He was Director of the National Institute for Civil Discourse, which is co-chaired by President George Herbert Walker Bush and President Bill Clinton. He has been president of two national associations: the Public Management Research Association and the National Association of Schools of Public Administration and Affairs. He is a Fellow of the National Academy of Public Administration and in 2010 won the Distinguished Research Award given by the National Association of Schools of Public Affairs and Administration and the American Society for Public Administration for a "coherent body of work over a career."
Dr. Milward's research interests revolve around networks and collaboration. The focus of his work has been on understanding how to efficiently and effectively manage networks of organizations that jointly produce public services like health and human services. He has conducted studies of what happens when governments privatize public services, which he terms "governing the hollow state." In addition, since 9/11 he has studied illegal and covert networks that pursue grievances or greed. His articles on "Dark Networks," have been widely cited for their application of network analysis and management theory to terrorist networks, human trafficking, drug smuggling, and other illegal activities.

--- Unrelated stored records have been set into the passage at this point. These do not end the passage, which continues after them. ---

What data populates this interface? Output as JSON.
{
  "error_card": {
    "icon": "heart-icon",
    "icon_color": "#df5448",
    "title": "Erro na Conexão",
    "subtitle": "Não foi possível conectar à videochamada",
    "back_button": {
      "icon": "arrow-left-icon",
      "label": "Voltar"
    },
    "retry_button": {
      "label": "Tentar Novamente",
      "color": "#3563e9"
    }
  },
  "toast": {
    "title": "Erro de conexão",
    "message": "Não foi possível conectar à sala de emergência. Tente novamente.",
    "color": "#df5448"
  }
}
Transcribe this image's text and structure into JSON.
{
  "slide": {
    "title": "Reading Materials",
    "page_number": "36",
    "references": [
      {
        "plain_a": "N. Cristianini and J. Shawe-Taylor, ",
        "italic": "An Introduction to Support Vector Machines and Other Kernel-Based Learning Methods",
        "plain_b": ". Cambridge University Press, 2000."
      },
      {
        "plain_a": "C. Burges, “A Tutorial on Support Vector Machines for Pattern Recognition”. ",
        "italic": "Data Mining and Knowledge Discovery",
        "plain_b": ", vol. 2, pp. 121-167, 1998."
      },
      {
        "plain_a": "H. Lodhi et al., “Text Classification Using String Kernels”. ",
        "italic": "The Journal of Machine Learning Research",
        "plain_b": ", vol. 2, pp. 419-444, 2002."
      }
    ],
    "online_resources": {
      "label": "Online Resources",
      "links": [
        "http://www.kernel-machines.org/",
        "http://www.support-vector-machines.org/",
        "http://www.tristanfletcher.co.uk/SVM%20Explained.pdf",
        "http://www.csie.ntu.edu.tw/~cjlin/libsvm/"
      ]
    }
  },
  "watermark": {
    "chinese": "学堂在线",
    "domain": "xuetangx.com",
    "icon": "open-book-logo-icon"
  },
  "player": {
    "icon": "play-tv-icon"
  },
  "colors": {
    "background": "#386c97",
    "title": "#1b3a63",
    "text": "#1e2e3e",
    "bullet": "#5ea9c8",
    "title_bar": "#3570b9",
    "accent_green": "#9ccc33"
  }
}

His particular foci have been the governance of dark networks, their trajectories, and accounting for their relative degrees of effectiveness and resilience.
Milward received his B.A. from University of Kentucky and his Ph.D. from Ohio State University.